“Immediately,” said Hoke, who told Brandon this was his dream job within the first four seconds of his formal interview. “We would have walked here from San Diego. Getting up the Rockies would have been a little bit difficult, but we could have figured that out.”
They dashed around San Diego for the better part of Tuesday preparing for their new life in Ann Arbor. They flew to Scottsdale, Ariz., where they picked up their daughter, Kelly.
Back in Ann Arbor, Brandon had called a meeting with players for Tuesday afternoon. The Wolverines have been listless the past seven days, wondering along with everyone else who would be their next coach.
They thought Brandon would update them on the search.
“I thought he would maybe tell us what direction it was going, and the top candidates,” wide receiver Darryl Stonum said. “I didn’t know he was going to announce the coach. That was a surprise.”
Sometime around 2 a.m., the Hoke family touched down at Willow Run Airport in Ypsilanti and they spend the night at Brandon’s house. Hoke caught up on a voicemail stuffed to capacity.
Outsiders viewed the hire with curiosity - a career 47-50 coach who had three winning seasons in eight as a head coach in Muncie, Ind., and San Diego - not exactly football hotbeds.
But those players who called and the players Tuesday night and the ones who overflowed the Junge Family Champions Center on Wednesday vowed that Michigan had done the right thing in side-stepping higher-profile candidates.
They not only knew about the 1997 national championship ring and the Big Ten titles from his eight years as the defensive line coach under Gary Moeller and Lloyd Carr. They knew of his intensity.
“When I talked to Mr. Brandon about the coaching position, I told him if I was picking, my number one guy would be Brady Hoke,” said former Michigan offensive tackle Jon Jansen, one of two dozen or so former Wolverines on hand.
Asked if Hoke would add to his jewelry collection here, Jansen said, “No question, no question.
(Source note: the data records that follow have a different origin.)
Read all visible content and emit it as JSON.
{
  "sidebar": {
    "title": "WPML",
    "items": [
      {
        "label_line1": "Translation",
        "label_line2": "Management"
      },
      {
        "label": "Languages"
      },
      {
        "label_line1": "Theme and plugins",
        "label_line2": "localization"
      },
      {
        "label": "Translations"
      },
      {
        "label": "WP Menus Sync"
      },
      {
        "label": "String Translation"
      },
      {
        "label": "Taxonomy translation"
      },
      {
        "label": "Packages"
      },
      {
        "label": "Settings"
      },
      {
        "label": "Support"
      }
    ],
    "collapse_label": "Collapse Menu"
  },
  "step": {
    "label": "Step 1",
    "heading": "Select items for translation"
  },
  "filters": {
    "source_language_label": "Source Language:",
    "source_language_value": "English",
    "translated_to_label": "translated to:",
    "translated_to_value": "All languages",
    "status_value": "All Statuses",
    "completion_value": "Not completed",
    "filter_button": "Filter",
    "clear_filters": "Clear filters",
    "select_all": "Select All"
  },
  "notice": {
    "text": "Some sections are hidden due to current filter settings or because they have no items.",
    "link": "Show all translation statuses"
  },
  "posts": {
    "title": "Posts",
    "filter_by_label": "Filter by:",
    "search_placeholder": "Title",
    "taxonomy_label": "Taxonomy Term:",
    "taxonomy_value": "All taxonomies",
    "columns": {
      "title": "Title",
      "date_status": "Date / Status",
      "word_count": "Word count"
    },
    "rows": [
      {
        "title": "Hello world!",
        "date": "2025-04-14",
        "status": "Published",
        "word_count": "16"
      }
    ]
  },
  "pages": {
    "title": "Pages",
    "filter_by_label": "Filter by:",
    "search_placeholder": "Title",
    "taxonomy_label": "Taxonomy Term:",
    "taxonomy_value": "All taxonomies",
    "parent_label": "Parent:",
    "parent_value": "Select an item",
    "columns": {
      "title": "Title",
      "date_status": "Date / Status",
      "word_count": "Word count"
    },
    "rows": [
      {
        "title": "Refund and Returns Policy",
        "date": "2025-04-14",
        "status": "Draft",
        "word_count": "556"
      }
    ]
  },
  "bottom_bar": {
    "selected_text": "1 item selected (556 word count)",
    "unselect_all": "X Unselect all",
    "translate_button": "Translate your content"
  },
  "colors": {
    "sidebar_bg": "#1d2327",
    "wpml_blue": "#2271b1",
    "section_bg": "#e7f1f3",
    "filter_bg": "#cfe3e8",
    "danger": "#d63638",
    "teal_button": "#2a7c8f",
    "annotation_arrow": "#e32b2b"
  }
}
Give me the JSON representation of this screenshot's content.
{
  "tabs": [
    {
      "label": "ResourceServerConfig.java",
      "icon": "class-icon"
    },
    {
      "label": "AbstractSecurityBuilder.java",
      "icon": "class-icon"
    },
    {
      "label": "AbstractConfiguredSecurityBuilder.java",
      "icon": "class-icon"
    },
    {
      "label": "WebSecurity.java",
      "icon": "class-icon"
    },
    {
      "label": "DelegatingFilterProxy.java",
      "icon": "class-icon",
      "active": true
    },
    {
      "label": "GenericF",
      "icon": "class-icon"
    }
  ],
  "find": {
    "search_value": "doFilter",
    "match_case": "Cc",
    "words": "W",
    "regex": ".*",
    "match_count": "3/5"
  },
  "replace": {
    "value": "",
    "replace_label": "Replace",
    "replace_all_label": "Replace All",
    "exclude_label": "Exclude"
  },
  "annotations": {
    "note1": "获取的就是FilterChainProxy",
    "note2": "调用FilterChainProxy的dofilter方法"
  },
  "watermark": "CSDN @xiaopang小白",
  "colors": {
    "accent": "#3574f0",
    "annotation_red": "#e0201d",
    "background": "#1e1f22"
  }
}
He’ll win Big Ten championships. He’ll win national championships.”
Before he does anything else on day one, Hoke is adamant that he begins his tenure by addressing the team. They meet for a luncheon at Michigan Stadium.
He speaks with great passion about the Wolverines, their history and traditions. He makes them believe again, in a team that endured a tumultuous season that resulted in Rich Rodriguez’s dismissal.
“He’s got a whole aura about him, know what I’m saying,” left tackle Taylor Lewan said. “The way he walks into a room, and he’s truly here to coach football, teach us to win games and win championships. That’s what I’m here to do.”
Dozens of television cameras are set up across the length of the floor in the Junge Family Champions Center. Seven rows of chairs are stuffed to capacity with reporters.
At 1 p.m., Hoke was introduced as the 19th coach in Wolverines history.
He addresses topics ranging from the rift in the Michigan family to the interview process to Denard Robinson’s future to the rivalry with a school based in Columbus, Ohio that he refuses to name.
“It is the most important game on the schedule,” Hoke said of the annual Ohio State game. “It. Is. The. Most. Important. Game. On. That. Schedule.”
He bangs the podium with each word.
Behind the rows of reporters and legion of television cameras, about 40 current members of the Michigan football team stood with two dozen former Wolverines, former friends from Ann Arbor and stops beyond.
“We’re going to respect the tradition of the University of Michigan and its football program,” Hoke said. “We’re excited to be here.”
It appears he has concluded his opening remarks. But he looks at the assembled crowd containing so many familiar faces and continues.
“One other thank you to the thousands of players we’ve been able to touch,” he said.
He pauses. For the only time of the afternoon, Brady Hoke is speechless. He chokes up. He completes his remarks.
“As a family,” he said.